A Vary Wiglee Tooth
by HLB

The wiggly tooth has a different evolution–the photograph above. I took this photograph because I wanted to make sure I never lost the image. My daughter, the losing of her first tooth imminent, wanted to keep us updated on the status of the tooth. She posted this sign on the bathroom wall to let us know that the tooth was, indeed, “vary wiglee.” I liked the simple posting so much–misspellings, drawing and all–that I left it hanging for as long as it would stay stuck to the wall. Then I took the photograph.

And then the tooth wiggled its way into my story. And then and then and then…

The story employs a rambling (lots of long sentences), first-person narrator (the daughter) developing a non-linear story that often recoils on itself and runs off on tangent after tangent, spiderwebbing finally into a cohesive narrative. The wiggly tooth of the title was at first a red herring that never resurfaced after the first sentence. Later, after the zombie father was removed, it made its way back into the story.

The story and narrator are both unconventional and will probably drive any reader with a short attention span mad to the point of tossing the journal at a wall in frustration and disgust. For those with more patience, I am hopeful you will find what the editors of Puerto del Sol found–a story of a deeply flawed father and his loving daughter.

I sent the story to Puerto del Sol because they are a journal that often takes a chance on an unusual story, often publishing fiction that plays with form but still loves narrative. Thanks to the editors at Puerto del Sol for seeing what I hoped they’d see in this story. / CB

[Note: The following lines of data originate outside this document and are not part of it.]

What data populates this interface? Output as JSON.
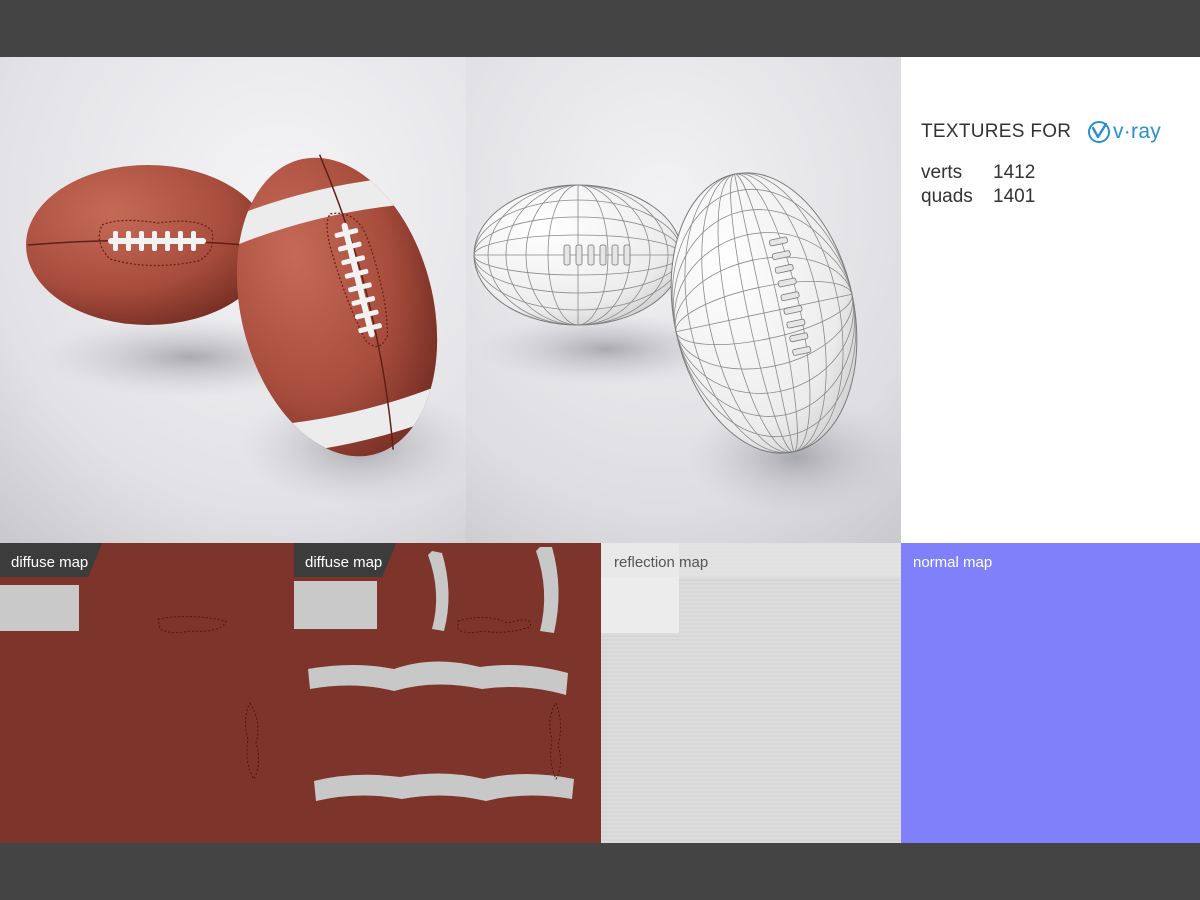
{
  "info": {
    "title": "TEXTURES FOR",
    "logo_text": "v·ray",
    "stats": [
      {
        "key": "verts",
        "value": "1412"
      },
      {
        "key": "quads",
        "value": "1401"
      }
    ]
  },
  "maps": [
    {
      "label": "diffuse map"
    },
    {
      "label": "diffuse map"
    },
    {
      "label": "reflection map"
    },
    {
      "label": "normal map"
    }
  ],
  "colors": {
    "frame": "#444444",
    "leather": "#a84d3d",
    "diffuse_bg": "#7d352b",
    "stripe": "#c8c8c8",
    "reflection_bg": "#e6e6e6",
    "normal_bg": "#8080fa",
    "vray_blue": "#2a8fd0"
  }
}
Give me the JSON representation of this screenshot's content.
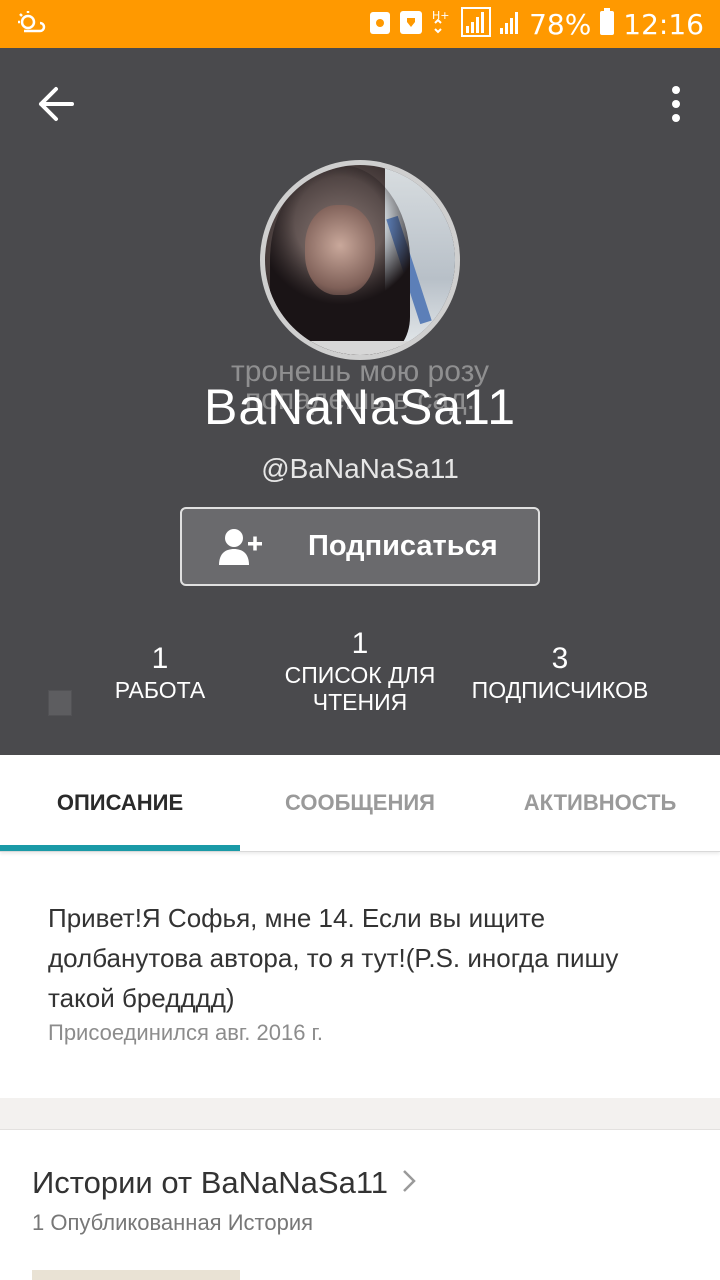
{
  "status_bar": {
    "battery": "78%",
    "time": "12:16",
    "network": "H+",
    "colors": {
      "background": "#ff9900"
    }
  },
  "header": {
    "background": "#4a4a4d",
    "avatar_caption": "тронешь мою розу\nпопадешь в сад.",
    "username": "BaNaNaSa11",
    "handle": "@BaNaNaSa11",
    "follow_label": "Подписаться",
    "stats": {
      "works": {
        "count": "1",
        "label": "РАБОТА"
      },
      "reading": {
        "count": "1",
        "label": "СПИСОК ДЛЯ ЧТЕНИЯ"
      },
      "followers": {
        "count": "3",
        "label": "ПОДПИСЧИКОВ"
      }
    }
  },
  "tabs": [
    {
      "label": "ОПИСАНИЕ",
      "active": true
    },
    {
      "label": "СООБЩЕНИЯ",
      "active": false
    },
    {
      "label": "АКТИВНОСТЬ",
      "active": false
    }
  ],
  "about": {
    "description": "Привет!Я Софья, мне 14. Если вы ищите долбанутова автора, то я тут!(P.S. иногда пишу такой бредддд)",
    "joined": "Присоединился авг. 2016 г."
  },
  "stories": {
    "title": "Истории от BaNaNaSa11",
    "subtitle": "1 Опубликованная История"
  },
  "icons": {
    "back": "arrow-left-icon",
    "menu": "more-vert-icon",
    "follow": "add-user-icon",
    "chevron": "chevron-right-icon"
  },
  "accent_color": "#1a9aa7"
}
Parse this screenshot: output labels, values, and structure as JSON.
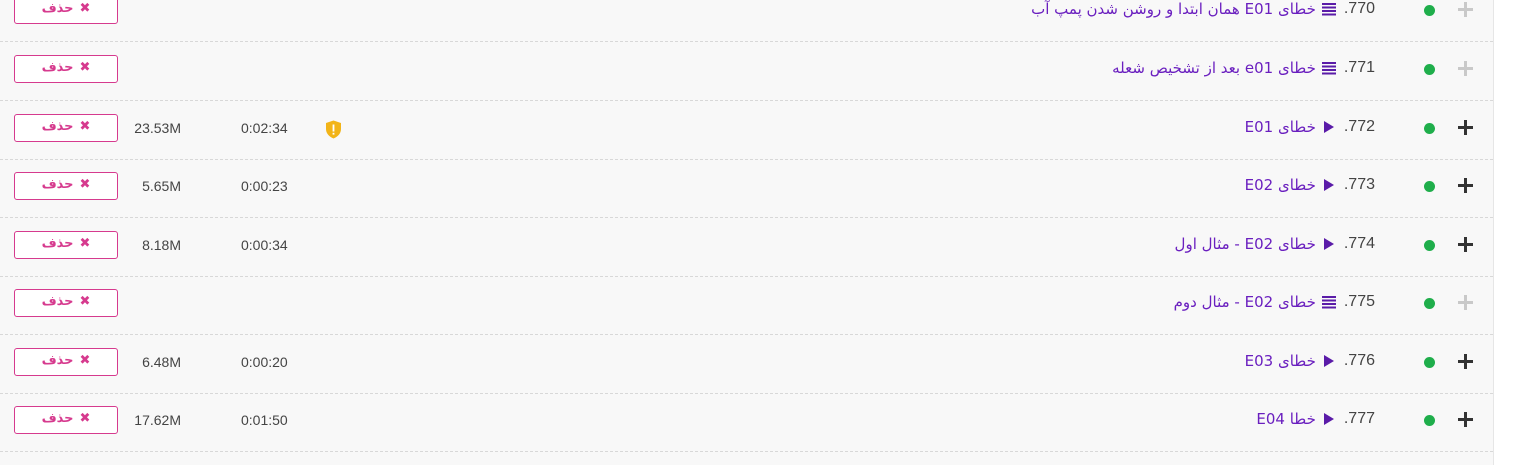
{
  "delete_label": "حذف",
  "colors": {
    "title": "#6a1fbf",
    "delete": "#d63a8e",
    "status_dot": "#1fae4b",
    "warning": "#f2b418"
  },
  "rows": [
    {
      "number": "770.",
      "icon": "list-icon",
      "title": "خطای E01 همان ابتدا و روشن شدن پمپ آب",
      "duration": "",
      "size": "",
      "warning": false,
      "expandable": false
    },
    {
      "number": "771.",
      "icon": "list-icon",
      "title": "خطای e01 بعد از تشخیص شعله",
      "duration": "",
      "size": "",
      "warning": false,
      "expandable": false
    },
    {
      "number": "772.",
      "icon": "play-icon",
      "title": "خطای E01",
      "duration": "0:02:34",
      "size": "23.53M",
      "warning": true,
      "expandable": true
    },
    {
      "number": "773.",
      "icon": "play-icon",
      "title": "خطای E02",
      "duration": "0:00:23",
      "size": "5.65M",
      "warning": false,
      "expandable": true
    },
    {
      "number": "774.",
      "icon": "play-icon",
      "title": "خطای E02 - مثال اول",
      "duration": "0:00:34",
      "size": "8.18M",
      "warning": false,
      "expandable": true
    },
    {
      "number": "775.",
      "icon": "list-icon",
      "title": "خطای E02 - مثال دوم",
      "duration": "",
      "size": "",
      "warning": false,
      "expandable": false
    },
    {
      "number": "776.",
      "icon": "play-icon",
      "title": "خطای E03",
      "duration": "0:00:20",
      "size": "6.48M",
      "warning": false,
      "expandable": true
    },
    {
      "number": "777.",
      "icon": "play-icon",
      "title": "خطا E04",
      "duration": "0:01:50",
      "size": "17.62M",
      "warning": false,
      "expandable": true
    }
  ]
}
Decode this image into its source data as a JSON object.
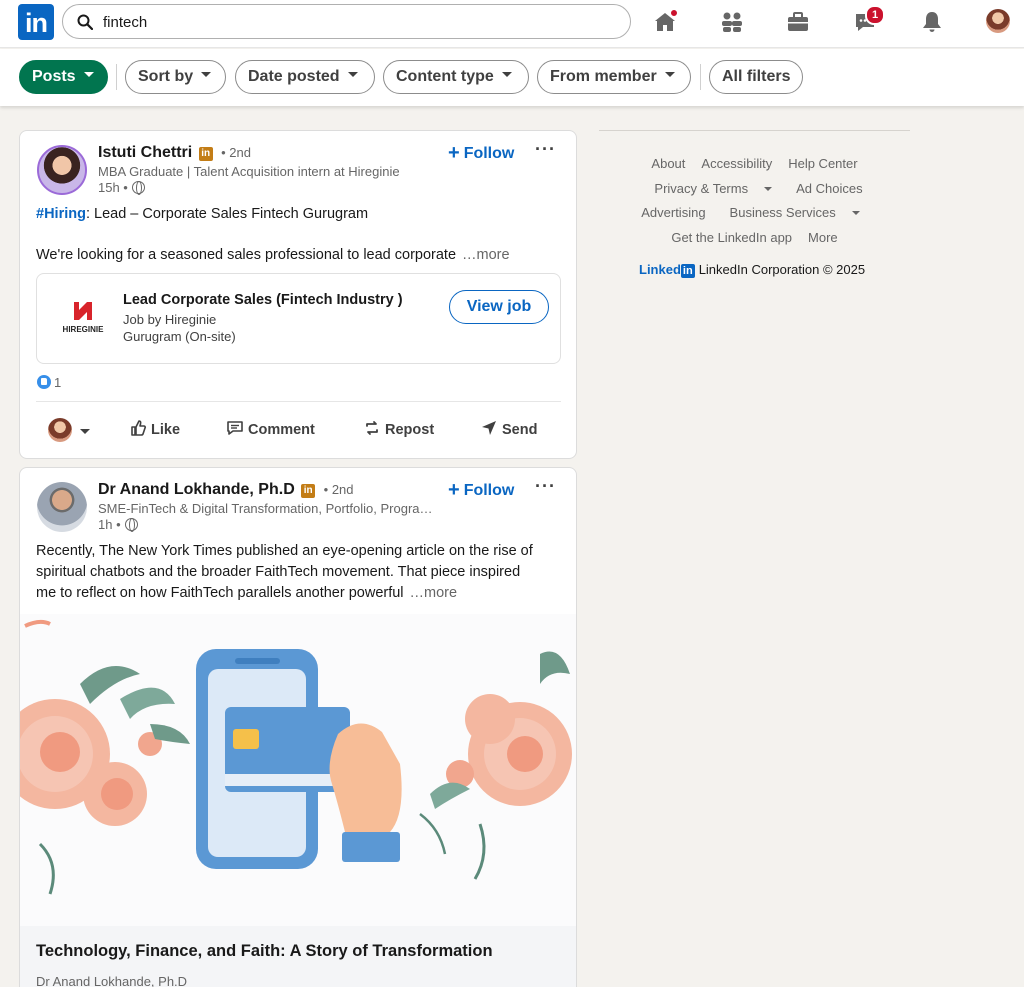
{
  "nav": {
    "logo_text": "in",
    "search_value": "fintech",
    "messaging_badge": "1"
  },
  "filters": {
    "posts": "Posts",
    "sort_by": "Sort by",
    "date_posted": "Date posted",
    "content_type": "Content type",
    "from_member": "From member",
    "all_filters": "All filters"
  },
  "post1": {
    "author": "Istuti Chettri",
    "in_badge": "in",
    "degree": "• 2nd",
    "headline": "MBA Graduate | Talent Acquisition intern at Hireginie",
    "time": "15h •",
    "follow": "Follow",
    "hashtag": "#Hiring",
    "line1_rest": ": Lead – Corporate Sales Fintech Gurugram",
    "line2": "We're looking for a seasoned sales professional to lead corporate",
    "more": "…more",
    "job": {
      "logo_text": "HIREGINIE",
      "title": "Lead Corporate Sales (Fintech Industry )",
      "company": "Job by Hireginie",
      "location": "Gurugram (On-site)",
      "button": "View job"
    },
    "reaction_count": "1",
    "actions": {
      "like": "Like",
      "comment": "Comment",
      "repost": "Repost",
      "send": "Send"
    }
  },
  "post2": {
    "author": "Dr Anand Lokhande, Ph.D",
    "in_badge": "in",
    "degree": "• 2nd",
    "headline": "SME-FinTech & Digital Transformation, Portfolio, Progra…",
    "time": "1h •",
    "follow": "Follow",
    "text_line1": "Recently, The New York Times published an eye-opening article on the rise of",
    "text_line2": "spiritual chatbots and the broader FaithTech movement. That piece inspired",
    "text_line3": "me to reflect on how FaithTech parallels another powerful",
    "more": "…more",
    "article_title": "Technology, Finance, and Faith: A Story of Transformation",
    "article_author": "Dr Anand Lokhande, Ph.D"
  },
  "footer": {
    "about": "About",
    "accessibility": "Accessibility",
    "help_center": "Help Center",
    "privacy_terms": "Privacy & Terms",
    "ad_choices": "Ad Choices",
    "advertising": "Advertising",
    "business_services": "Business Services",
    "get_app": "Get the LinkedIn app",
    "more": "More",
    "brand_word": "Linked",
    "brand_box": "in",
    "copyright": "LinkedIn Corporation © 2025"
  },
  "colors": {
    "brand": "#0a66c2",
    "active_filter": "#01754f",
    "notification": "#cb112d"
  }
}
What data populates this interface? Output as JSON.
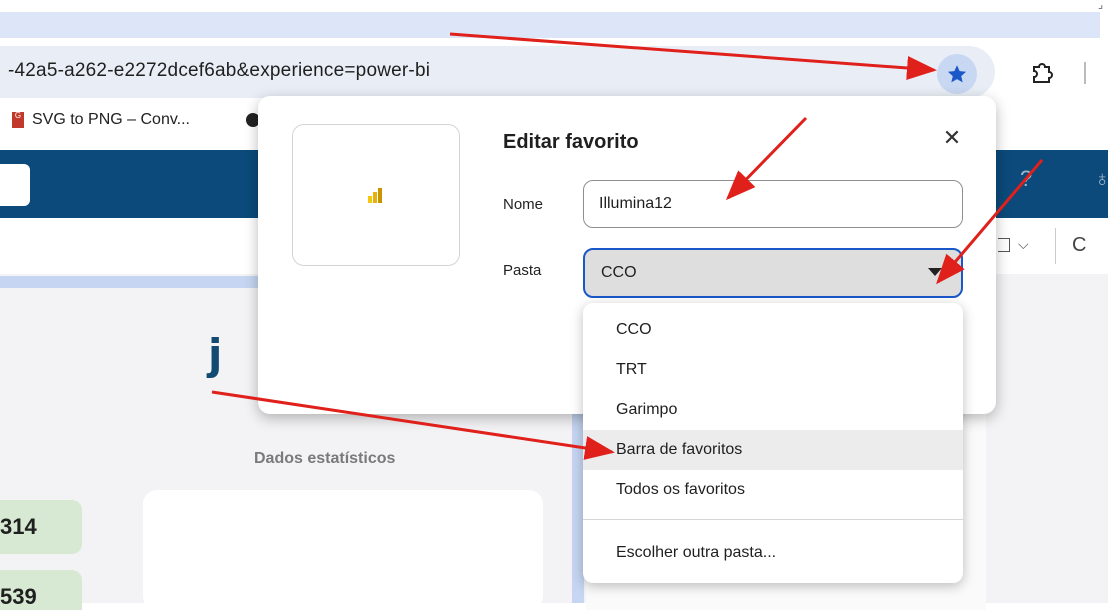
{
  "browser": {
    "url_text": "-42a5-a262-e2272dcef6ab&experience=power-bi",
    "bookmark_label": "SVG to PNG – Conv...",
    "favicon_letters": "G",
    "corner_glyph": "⌟"
  },
  "app": {
    "header_help_glyph": "?",
    "header_user_glyph": "♁",
    "toolbar_chevron_glyph": "⌵",
    "toolbar_refresh_glyph": "C",
    "logo_glyph": "j",
    "stats_title": "Dados estatísticos",
    "kpi_values": [
      "314",
      "539"
    ]
  },
  "dialog": {
    "title": "Editar favorito",
    "close_glyph": "✕",
    "name_label": "Nome",
    "name_value": "Illumina12",
    "folder_label": "Pasta",
    "folder_value": "CCO",
    "folder_options": [
      "CCO",
      "TRT",
      "Garimpo",
      "Barra de favoritos",
      "Todos os favoritos"
    ],
    "other_folder_option": "Escolher outra pasta..."
  },
  "colors": {
    "accent": "#1a57c8",
    "header": "#0b4a7a",
    "annotation": "#e0201b"
  },
  "icons": {
    "star": "star-icon",
    "extensions": "puzzle-icon",
    "close": "close-icon",
    "dropdown": "caret-down-icon",
    "powerbi": "powerbi-icon"
  }
}
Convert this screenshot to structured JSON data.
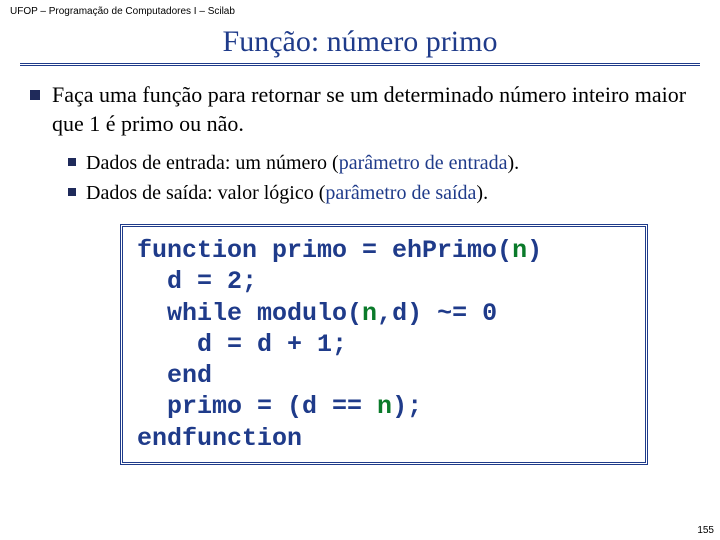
{
  "header": "UFOP – Programação de Computadores I – Scilab",
  "title": "Função: número primo",
  "main_bullet": "Faça uma função para retornar se um determinado número inteiro maior que 1 é primo ou não.",
  "sub1_prefix": "Dados de entrada: um número (",
  "sub1_param": "parâmetro de entrada",
  "sub1_suffix": ").",
  "sub2_prefix": "Dados de saída: valor lógico (",
  "sub2_param": "parâmetro de saída",
  "sub2_suffix": ").",
  "code": {
    "l1a": "function primo = ehPrimo(",
    "l1n": "n",
    "l1b": ")",
    "l2": "  d = 2;",
    "l3a": "  while modulo(",
    "l3n": "n",
    "l3b": ",d) ~= 0",
    "l4": "    d = d + 1;",
    "l5": "  end",
    "l6a": "  primo = (d == ",
    "l6n": "n",
    "l6b": ");",
    "l7": "endfunction"
  },
  "pagenum": "155"
}
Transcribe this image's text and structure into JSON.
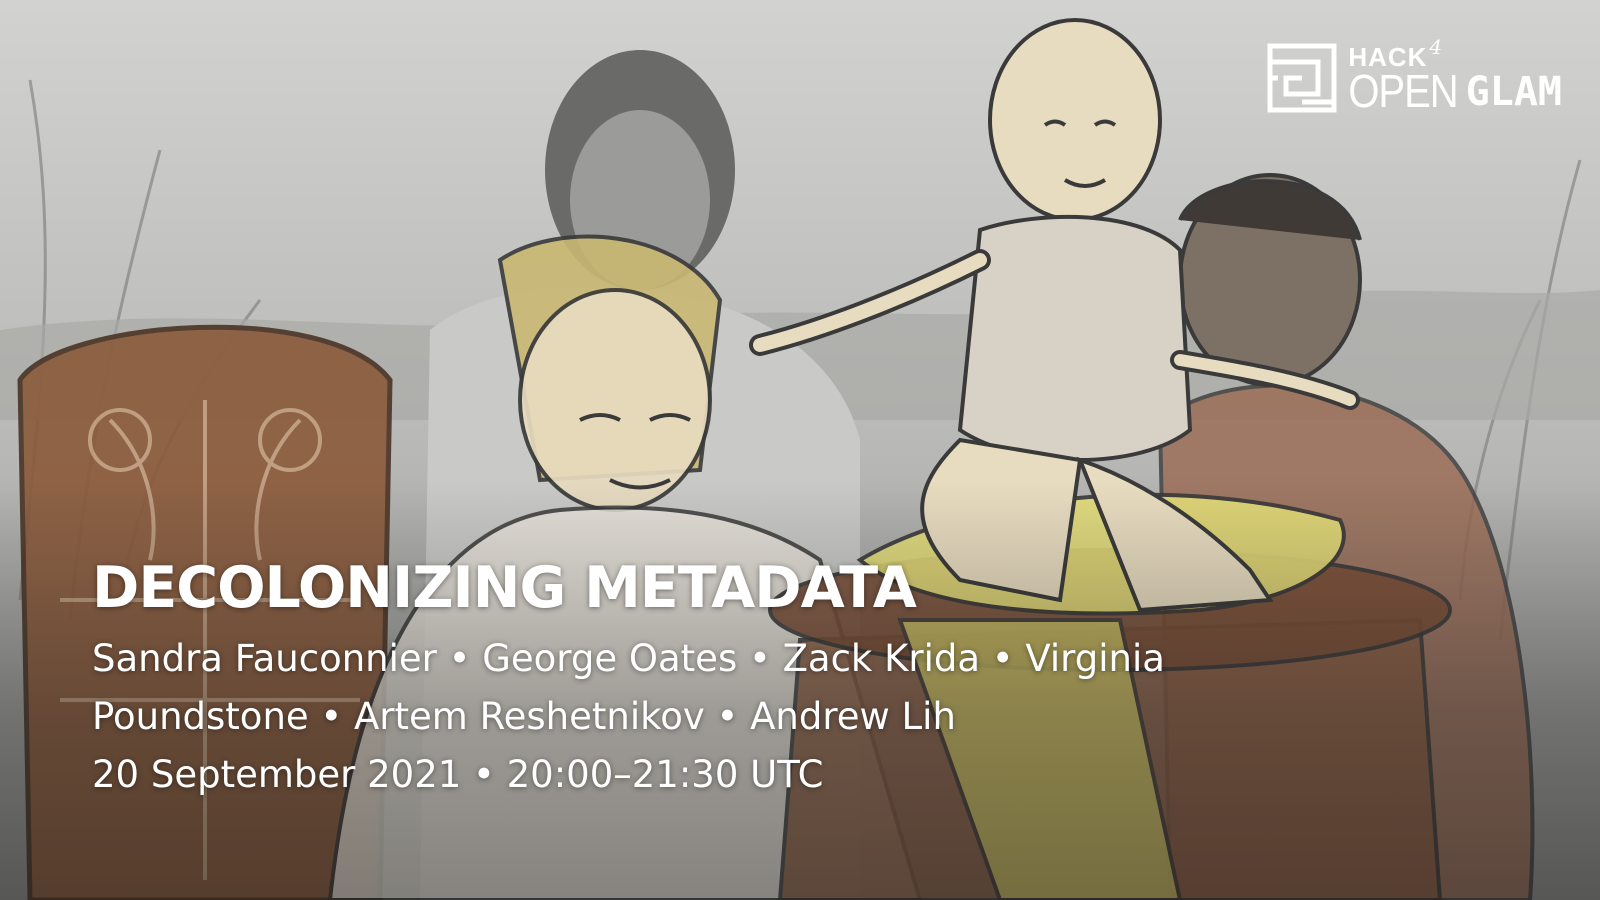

Next time on Animal Planet: I recall a serendipitous glimpse into the world of cockfighting and the wilds of nature after a weekend of adventuring in the South Carolina low-country.